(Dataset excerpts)
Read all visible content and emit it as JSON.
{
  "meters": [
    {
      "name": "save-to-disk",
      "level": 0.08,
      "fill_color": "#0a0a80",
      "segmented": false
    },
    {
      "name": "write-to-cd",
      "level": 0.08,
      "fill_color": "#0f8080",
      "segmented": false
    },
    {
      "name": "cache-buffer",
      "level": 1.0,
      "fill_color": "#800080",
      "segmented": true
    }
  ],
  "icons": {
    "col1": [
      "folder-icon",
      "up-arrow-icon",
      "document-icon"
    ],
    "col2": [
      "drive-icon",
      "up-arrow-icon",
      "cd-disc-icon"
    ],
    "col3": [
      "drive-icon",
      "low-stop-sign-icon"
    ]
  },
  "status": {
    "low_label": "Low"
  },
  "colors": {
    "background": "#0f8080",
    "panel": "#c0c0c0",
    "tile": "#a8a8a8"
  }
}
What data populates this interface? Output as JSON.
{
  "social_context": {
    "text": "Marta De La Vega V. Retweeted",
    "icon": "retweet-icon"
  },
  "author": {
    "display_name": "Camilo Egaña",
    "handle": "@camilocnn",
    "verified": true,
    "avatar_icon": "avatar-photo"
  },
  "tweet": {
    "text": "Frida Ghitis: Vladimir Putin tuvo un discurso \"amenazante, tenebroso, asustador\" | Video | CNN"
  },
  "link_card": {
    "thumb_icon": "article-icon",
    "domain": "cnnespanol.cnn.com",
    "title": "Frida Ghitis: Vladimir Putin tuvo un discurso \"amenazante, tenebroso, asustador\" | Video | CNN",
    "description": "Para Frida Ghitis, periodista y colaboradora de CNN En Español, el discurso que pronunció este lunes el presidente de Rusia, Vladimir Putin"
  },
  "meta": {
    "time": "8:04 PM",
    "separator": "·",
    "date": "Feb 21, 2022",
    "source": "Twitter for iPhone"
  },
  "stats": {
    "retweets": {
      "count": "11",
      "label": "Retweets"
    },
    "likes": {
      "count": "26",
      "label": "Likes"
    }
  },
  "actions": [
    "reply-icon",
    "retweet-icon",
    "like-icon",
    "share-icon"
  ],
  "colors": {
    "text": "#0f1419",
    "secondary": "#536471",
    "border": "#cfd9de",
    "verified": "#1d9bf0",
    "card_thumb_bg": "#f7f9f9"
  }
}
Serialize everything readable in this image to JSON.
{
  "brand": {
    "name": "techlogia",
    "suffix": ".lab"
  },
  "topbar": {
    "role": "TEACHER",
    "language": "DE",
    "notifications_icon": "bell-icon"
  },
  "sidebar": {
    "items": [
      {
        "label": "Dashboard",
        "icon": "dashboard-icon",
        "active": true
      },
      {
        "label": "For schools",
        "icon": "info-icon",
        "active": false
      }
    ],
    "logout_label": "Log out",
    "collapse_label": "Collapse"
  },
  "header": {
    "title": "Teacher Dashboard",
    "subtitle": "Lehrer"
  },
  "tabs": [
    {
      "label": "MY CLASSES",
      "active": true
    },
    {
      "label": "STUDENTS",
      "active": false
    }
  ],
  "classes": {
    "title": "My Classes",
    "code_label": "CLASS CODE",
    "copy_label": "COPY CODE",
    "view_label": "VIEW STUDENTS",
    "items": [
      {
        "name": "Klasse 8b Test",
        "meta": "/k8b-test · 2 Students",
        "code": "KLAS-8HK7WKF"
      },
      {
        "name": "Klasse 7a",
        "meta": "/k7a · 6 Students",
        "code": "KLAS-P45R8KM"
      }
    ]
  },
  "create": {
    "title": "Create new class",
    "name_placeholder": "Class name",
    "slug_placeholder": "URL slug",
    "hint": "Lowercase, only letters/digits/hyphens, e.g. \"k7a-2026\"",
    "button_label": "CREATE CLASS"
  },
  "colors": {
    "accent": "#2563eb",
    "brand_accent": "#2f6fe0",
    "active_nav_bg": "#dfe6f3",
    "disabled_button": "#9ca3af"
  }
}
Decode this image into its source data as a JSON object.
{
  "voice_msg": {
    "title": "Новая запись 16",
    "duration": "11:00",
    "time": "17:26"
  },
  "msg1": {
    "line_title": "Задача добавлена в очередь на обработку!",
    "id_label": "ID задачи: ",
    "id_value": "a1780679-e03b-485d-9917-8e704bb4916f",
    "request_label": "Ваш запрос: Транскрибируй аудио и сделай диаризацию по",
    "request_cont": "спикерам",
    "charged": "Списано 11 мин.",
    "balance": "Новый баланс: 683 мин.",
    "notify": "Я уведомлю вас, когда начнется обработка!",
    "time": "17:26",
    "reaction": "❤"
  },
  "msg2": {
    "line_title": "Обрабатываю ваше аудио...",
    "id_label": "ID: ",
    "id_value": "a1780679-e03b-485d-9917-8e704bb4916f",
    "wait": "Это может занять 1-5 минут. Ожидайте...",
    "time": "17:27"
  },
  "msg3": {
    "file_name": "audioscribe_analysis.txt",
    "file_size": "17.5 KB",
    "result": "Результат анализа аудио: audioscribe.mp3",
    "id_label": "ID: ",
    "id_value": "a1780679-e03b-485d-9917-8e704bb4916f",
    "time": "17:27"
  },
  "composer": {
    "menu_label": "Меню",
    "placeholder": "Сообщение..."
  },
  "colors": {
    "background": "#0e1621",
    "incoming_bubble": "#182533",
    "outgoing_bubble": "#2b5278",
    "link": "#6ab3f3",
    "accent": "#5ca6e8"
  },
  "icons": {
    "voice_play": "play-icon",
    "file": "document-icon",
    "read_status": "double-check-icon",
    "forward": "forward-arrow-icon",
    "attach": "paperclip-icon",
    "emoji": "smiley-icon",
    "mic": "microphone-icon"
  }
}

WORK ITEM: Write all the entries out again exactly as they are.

RESPONSE AREA:
Read all visible content and emit it as JSON.
{
  "meters": [
    {
      "name": "save-to-disk",
      "level": 0.08,
      "fill_color": "#0a0a80",
      "segmented": false
    },
    {
      "name": "write-to-cd",
      "level": 0.08,
      "fill_color": "#0f8080",
      "segmented": false
    },
    {
      "name": "cache-buffer",
      "level": 1.0,
      "fill_color": "#800080",
      "segmented": true
    }
  ],
  "icons": {
    "col1": [
      "folder-icon",
      "up-arrow-icon",
      "document-icon"
    ],
    "col2": [
      "drive-icon",
      "up-arrow-icon",
      "cd-disc-icon"
    ],
    "col3": [
      "drive-icon",
      "low-stop-sign-icon"
    ]
  },
  "status": {
    "low_label": "Low"
  },
  "colors": {
    "background": "#0f8080",
    "panel": "#c0c0c0",
    "tile": "#a8a8a8"
  }
}
What data populates this interface? Output as JSON.
{
  "social_context": {
    "text": "Marta De La Vega V. Retweeted",
    "icon": "retweet-icon"
  },
  "author": {
    "display_name": "Camilo Egaña",
    "handle": "@camilocnn",
    "verified": true,
    "avatar_icon": "avatar-photo"
  },
  "tweet": {
    "text": "Frida Ghitis: Vladimir Putin tuvo un discurso \"amenazante, tenebroso, asustador\" | Video | CNN"
  },
  "link_card": {
    "thumb_icon": "article-icon",
    "domain": "cnnespanol.cnn.com",
    "title": "Frida Ghitis: Vladimir Putin tuvo un discurso \"amenazante, tenebroso, asustador\" | Video | CNN",
    "description": "Para Frida Ghitis, periodista y colaboradora de CNN En Español, el discurso que pronunció este lunes el presidente de Rusia, Vladimir Putin"
  },
  "meta": {
    "time": "8:04 PM",
    "separator": "·",
    "date": "Feb 21, 2022",
    "source": "Twitter for iPhone"
  },
  "stats": {
    "retweets": {
      "count": "11",
      "label": "Retweets"
    },
    "likes": {
      "count": "26",
      "label": "Likes"
    }
  },
  "actions": [
    "reply-icon",
    "retweet-icon",
    "like-icon",
    "share-icon"
  ],
  "colors": {
    "text": "#0f1419",
    "secondary": "#536471",
    "border": "#cfd9de",
    "verified": "#1d9bf0",
    "card_thumb_bg": "#f7f9f9"
  }
}
Serialize everything readable in this image to JSON.
{
  "brand": {
    "name": "techlogia",
    "suffix": ".lab"
  },
  "topbar": {
    "role": "TEACHER",
    "language": "DE",
    "notifications_icon": "bell-icon"
  },
  "sidebar": {
    "items": [
      {
        "label": "Dashboard",
        "icon": "dashboard-icon",
        "active": true
      },
      {
        "label": "For schools",
        "icon": "info-icon",
        "active": false
      }
    ],
    "logout_label": "Log out",
    "collapse_label": "Collapse"
  },
  "header": {
    "title": "Teacher Dashboard",
    "subtitle": "Lehrer"
  },
  "tabs": [
    {
      "label": "MY CLASSES",
      "active": true
    },
    {
      "label": "STUDENTS",
      "active": false
    }
  ],
  "classes": {
    "title": "My Classes",
    "code_label": "CLASS CODE",
    "copy_label": "COPY CODE",
    "view_label": "VIEW STUDENTS",
    "items": [
      {
        "name": "Klasse 8b Test",
        "meta": "/k8b-test · 2 Students",
        "code": "KLAS-8HK7WKF"
      },
      {
        "name": "Klasse 7a",
        "meta": "/k7a · 6 Students",
        "code": "KLAS-P45R8KM"
      }
    ]
  },
  "create": {
    "title": "Create new class",
    "name_placeholder": "Class name",
    "slug_placeholder": "URL slug",
    "hint": "Lowercase, only letters/digits/hyphens, e.g. \"k7a-2026\"",
    "button_label": "CREATE CLASS"
  },
  "colors": {
    "accent": "#2563eb",
    "brand_accent": "#2f6fe0",
    "active_nav_bg": "#dfe6f3",
    "disabled_button": "#9ca3af"
  }
}
Decode this image into its source data as a JSON object.
{
  "voice_msg": {
    "title": "Новая запись 16",
    "duration": "11:00",
    "time": "17:26"
  },
  "msg1": {
    "line_title": "Задача добавлена в очередь на обработку!",
    "id_label": "ID задачи: ",
    "id_value": "a1780679-e03b-485d-9917-8e704bb4916f",
    "request_label": "Ваш запрос: Транскрибируй аудио и сделай диаризацию по",
    "request_cont": "спикерам",
    "charged": "Списано 11 мин.",
    "balance": "Новый баланс: 683 мин.",
    "notify": "Я уведомлю вас, когда начнется обработка!",
    "time": "17:26",
    "reaction": "❤"
  },
  "msg2": {
    "line_title": "Обрабатываю ваше аудио...",
    "id_label": "ID: ",
    "id_value": "a1780679-e03b-485d-9917-8e704bb4916f",
    "wait": "Это может занять 1-5 минут. Ожидайте...",
    "time": "17:27"
  },
  "msg3": {
    "file_name": "audioscribe_analysis.txt",
    "file_size": "17.5 KB",
    "result": "Результат анализа аудио: audioscribe.mp3",
    "id_label": "ID: ",
    "id_value": "a1780679-e03b-485d-9917-8e704bb4916f",
    "time": "17:27"
  },
  "composer": {
    "menu_label": "Меню",
    "placeholder": "Сообщение..."
  },
  "colors": {
    "background": "#0e1621",
    "incoming_bubble": "#182533",
    "outgoing_bubble": "#2b5278",
    "link": "#6ab3f3",
    "accent": "#5ca6e8"
  },
  "icons": {
    "voice_play": "play-icon",
    "file": "document-icon",
    "read_status": "double-check-icon",
    "forward": "forward-arrow-icon",
    "attach": "paperclip-icon",
    "emoji": "smiley-icon",
    "mic": "microphone-icon"
  }
}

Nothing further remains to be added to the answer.